> _Therizinosaurus_...?  Admittedly, I'm a rank amateur in this field, so 
> new information is constantly flying past me with nary a glimpse.
> Dennis

At the risk of re-opening the never-ending debate over the placement of these
particular dinosaurs in respective phylogenies, _Therizinosaurus_ has been
reconstructed as a short-tailed, bipedal theropod by Russell and Russell. Thing
is, _Therizinosaurus_ is only really known from forelimbs, and to arrive at this
reconstruction they merely extrapolated from what is known of the earlier (and
assumed ancestral) form _Alxasaurus_. 

As Peter has now pointed out on this list (too damn controversial for me!), the
restored _Alxasaurus_ described by Russell and Dong is perhaps not totally
accurate in the first place. Furthermore, to assume that a true descendant
organism will look like a hypothetical extrapolation based on an ancestor is a
process with difficulties and uncertainties inherent. Without using extreme
examples (e.g. extant cetaceans from protocetids, derived seals from early
arctoids), could you take, say, an early ornithopod and work out that its
descendant would look like a hadrosaur? Or the earliest felids, and make out
that _Smilodon_ or _Acinonyx_ would evolve from them? I would argue that this
is unknowable as, even though theoretically possible, there's no reason why it
should be so... bats haven't evolved gliding giants or flightless bipeds (except
in D. Dixon's head!), no arboreal frogs eat nestling birds full-time (I say
again, _full-time_), kangaroos have never become markedly long-necked and so on
and on... 
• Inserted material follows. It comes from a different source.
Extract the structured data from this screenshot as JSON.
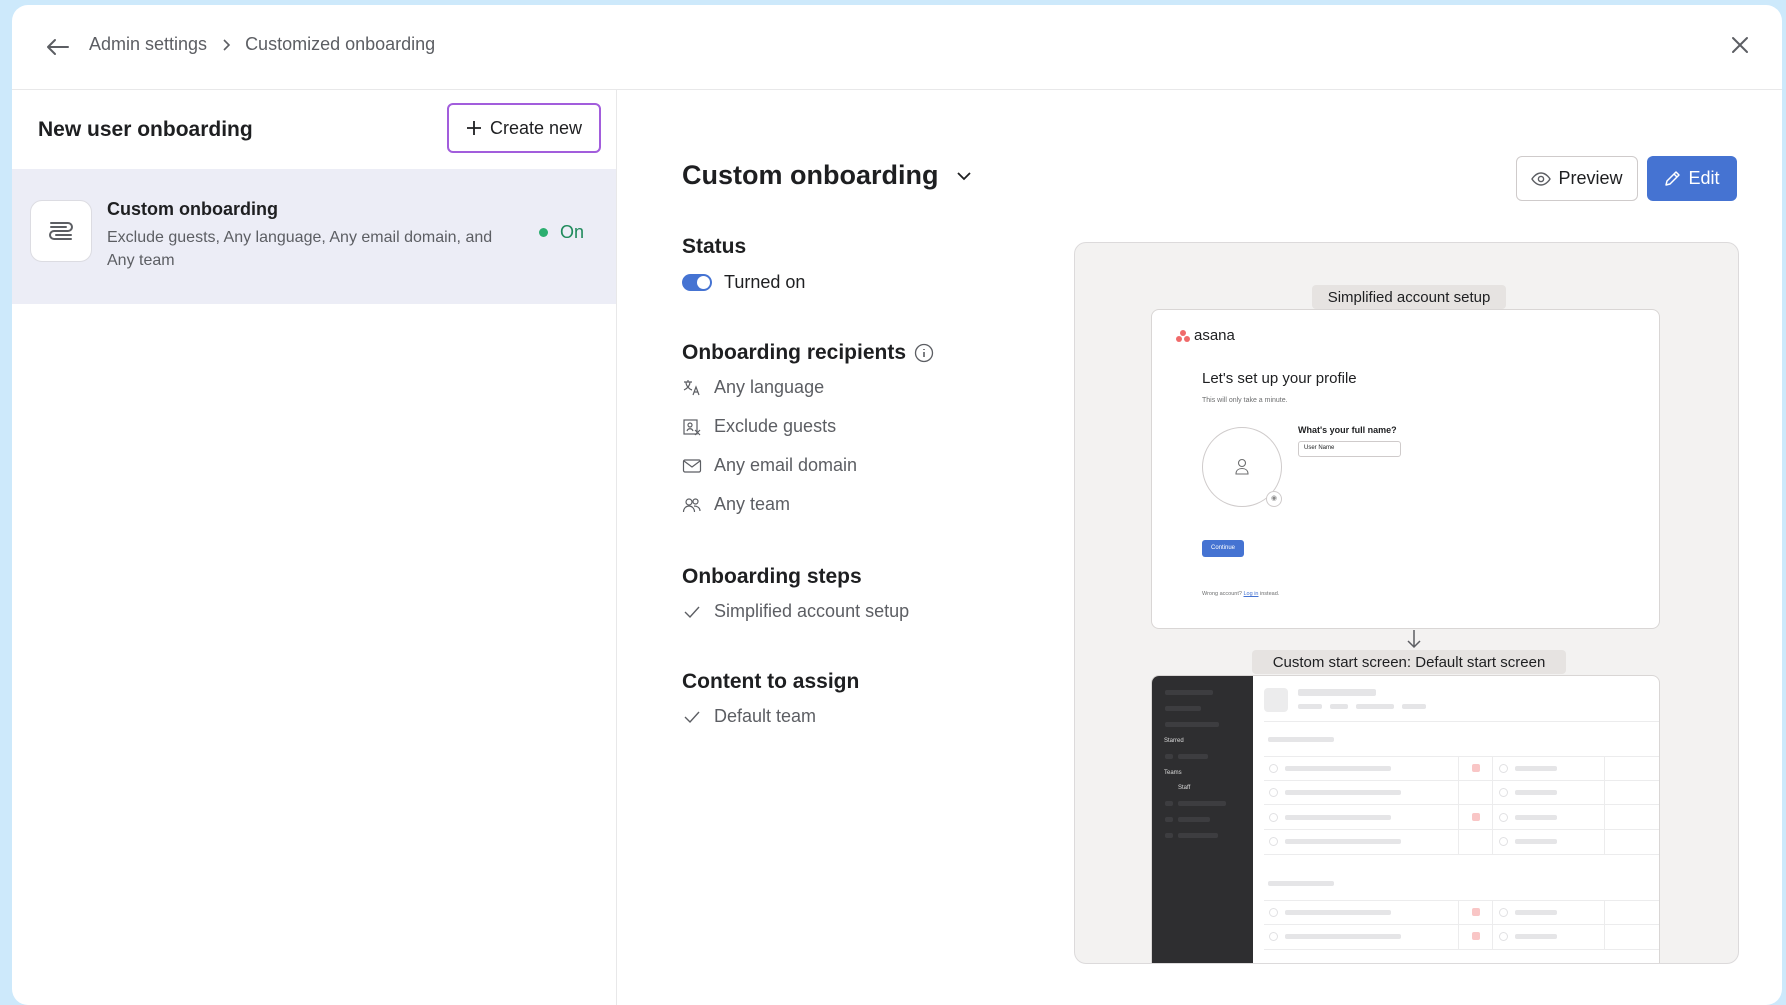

To (attempt to) conclude then, the Russell and Russell hypothesised
_Therizinosaurus_ could well represent the possible life appearance of the
animal. Equally likely, of course, it could not. My personal belief is that
their reconstruction is on the right track, but I still say you can't assume
that evolution would work in such a simplistic fashion. Blind watchmaker,
constraints of human imagination, stranger than fiction and all that...
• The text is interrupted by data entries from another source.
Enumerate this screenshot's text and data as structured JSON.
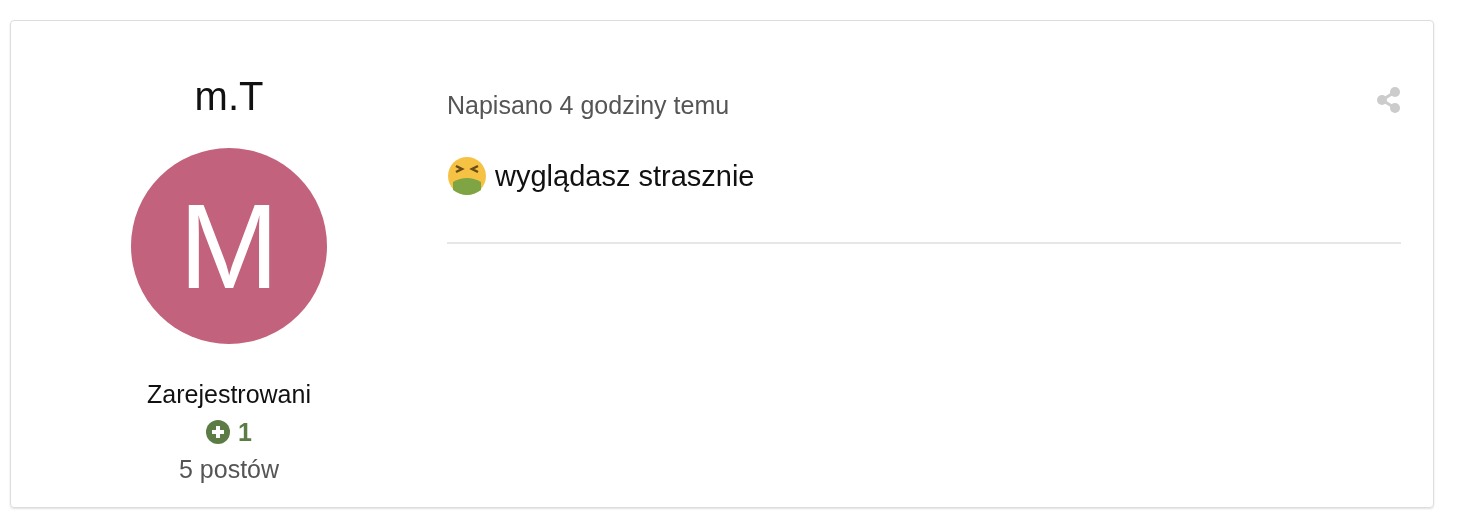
{
  "author": {
    "name": "m.T",
    "avatar_letter": "M",
    "group": "Zarejestrowani",
    "reputation": "1",
    "posts": "5 postów"
  },
  "post": {
    "date": "Napisano 4 godziny temu",
    "text": "wyglądasz strasznie"
  }
}
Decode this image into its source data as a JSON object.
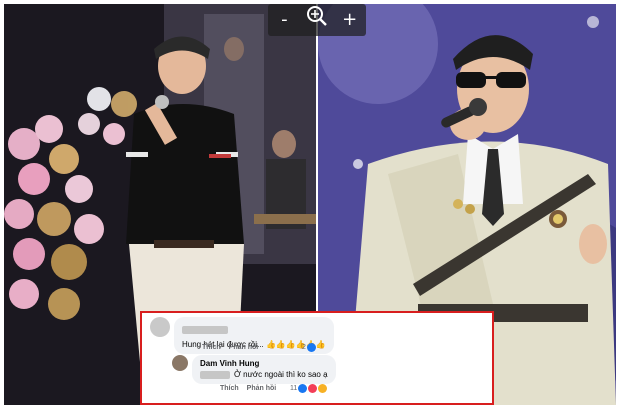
{
  "zoom": {
    "zoom_out": "-",
    "zoom_in": "+"
  },
  "comments": [
    {
      "text": "Hung hát lại được rồi... 👍👍👍👍👍👍",
      "actions": [
        "Thích",
        "Phản hồi"
      ],
      "reaction_count": "2"
    },
    {
      "author": "Dam Vinh Hung",
      "text": "Ở nước ngoài thì ko sao ạ",
      "actions": [
        "Thích",
        "Phản hồi"
      ],
      "reaction_count": "11"
    }
  ],
  "colors": {
    "highlight_border": "#d81e1e",
    "like_blue": "#1877f2",
    "love_red": "#f33e58",
    "haha_yellow": "#f7b125"
  }
}
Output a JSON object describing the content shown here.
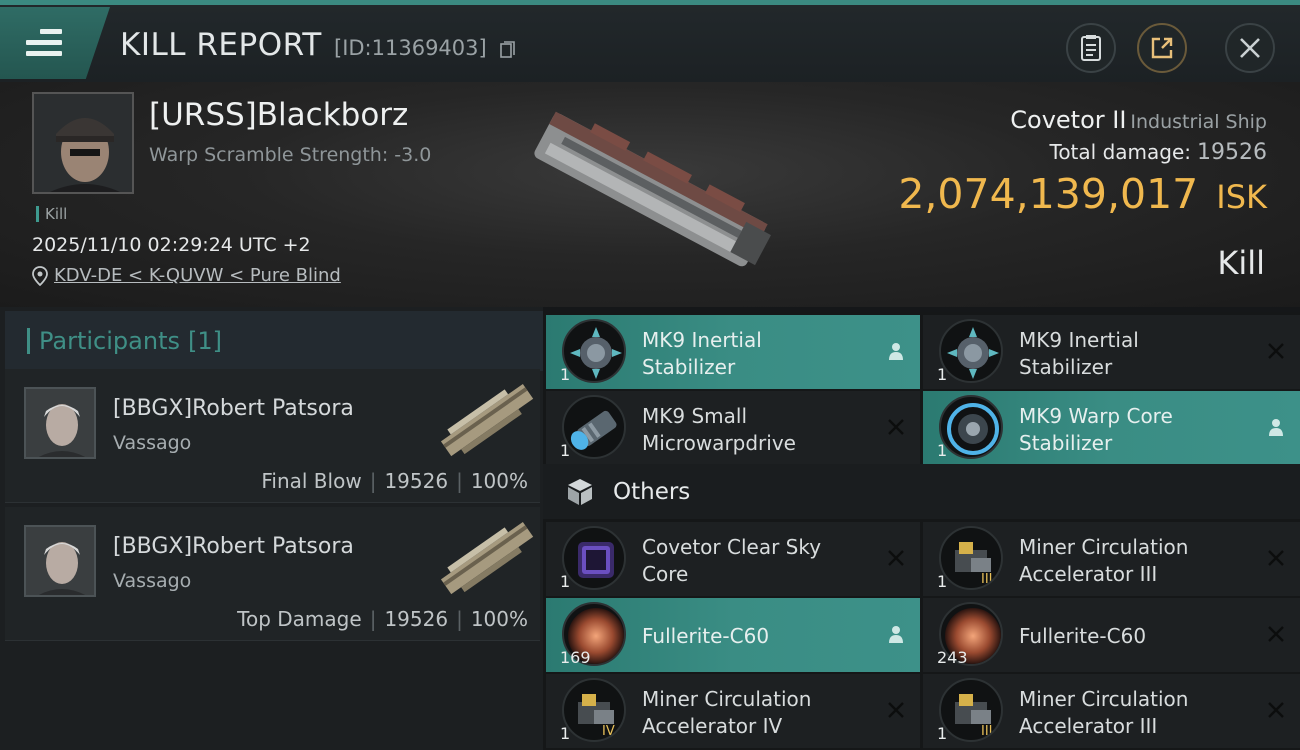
{
  "header": {
    "title": "KILL REPORT",
    "report_id": "[ID:11369403]"
  },
  "victim": {
    "name": "[URSS]Blackborz",
    "warp_scramble": "Warp Scramble Strength: -3.0",
    "kill_tag": "Kill",
    "timestamp": "2025/11/10 02:29:24 UTC +2",
    "location": "KDV-DE < K-QUVW < Pure Blind",
    "ship_name": "Covetor II",
    "ship_class": "Industrial Ship",
    "total_damage_label": "Total damage:",
    "total_damage": "19526",
    "isk_value": "2,074,139,017",
    "isk_unit": "ISK",
    "result": "Kill"
  },
  "participants": {
    "title": "Participants",
    "count": "[1]",
    "list": [
      {
        "name": "[BBGX]Robert Patsora",
        "ship": "Vassago",
        "role": "Final Blow",
        "damage": "19526",
        "percent": "100%"
      },
      {
        "name": "[BBGX]Robert Patsora",
        "ship": "Vassago",
        "role": "Top Damage",
        "damage": "19526",
        "percent": "100%"
      }
    ]
  },
  "modules": [
    {
      "name_1": "MK9 Inertial",
      "name_2": "Stabilizer",
      "qty": "1",
      "status": "dropped"
    },
    {
      "name_1": "MK9 Inertial",
      "name_2": "Stabilizer",
      "qty": "1",
      "status": "destroyed"
    },
    {
      "name_1": "MK9 Small",
      "name_2": "Microwarpdrive",
      "qty": "1",
      "status": "destroyed"
    },
    {
      "name_1": "MK9 Warp Core",
      "name_2": "Stabilizer",
      "qty": "1",
      "status": "dropped"
    }
  ],
  "others": {
    "title": "Others",
    "items": [
      {
        "name_1": "Covetor Clear Sky",
        "name_2": "Core",
        "qty": "1",
        "status": "destroyed",
        "tier": ""
      },
      {
        "name_1": "Miner Circulation",
        "name_2": "Accelerator III",
        "qty": "1",
        "status": "destroyed",
        "tier": "III"
      },
      {
        "name_1": "Fullerite-C60",
        "name_2": "",
        "qty": "169",
        "status": "dropped",
        "tier": ""
      },
      {
        "name_1": "Fullerite-C60",
        "name_2": "",
        "qty": "243",
        "status": "destroyed",
        "tier": ""
      },
      {
        "name_1": "Miner Circulation",
        "name_2": "Accelerator IV",
        "qty": "1",
        "status": "destroyed",
        "tier": "IV"
      },
      {
        "name_1": "Miner Circulation",
        "name_2": "Accelerator III",
        "qty": "1",
        "status": "destroyed",
        "tier": "III"
      }
    ]
  },
  "colors": {
    "accent_teal": "#3a8d84",
    "isk_gold": "#f0b84e"
  }
}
This little text could serve well as an update to my review (in the DCC
newsletter) of the Safari _Therizinosaurus_ sculpted by Ely Kish. When I wrote
that, I wasn't aware of R & R's new _Therizinosaurus_ reconstruction, and I owe
one to Tracy for sending me the literature and finding out for myself. TRACY
FORD IS THE MOST USEFUL PERSON ALIVE!! Thought I should thank him in public..


The Bakker fighting _Apatosaurus_ are _excelsus_, not _ajax_ as I said
previously. And Olson is spelt Olson, not Olsen. Whoops-a-daisy.

Special quote for Tim Isles (and feel free to discuss the broader framework in
which this quote is applicable -;): "So what are you thinking" "I'm thinking
we're out of a job" "Don't you mean extinct?".

But that's crap, so here's a real one:

"God kills indiscriminately, and so shall we"

DARREN 'where's my stash' NAISH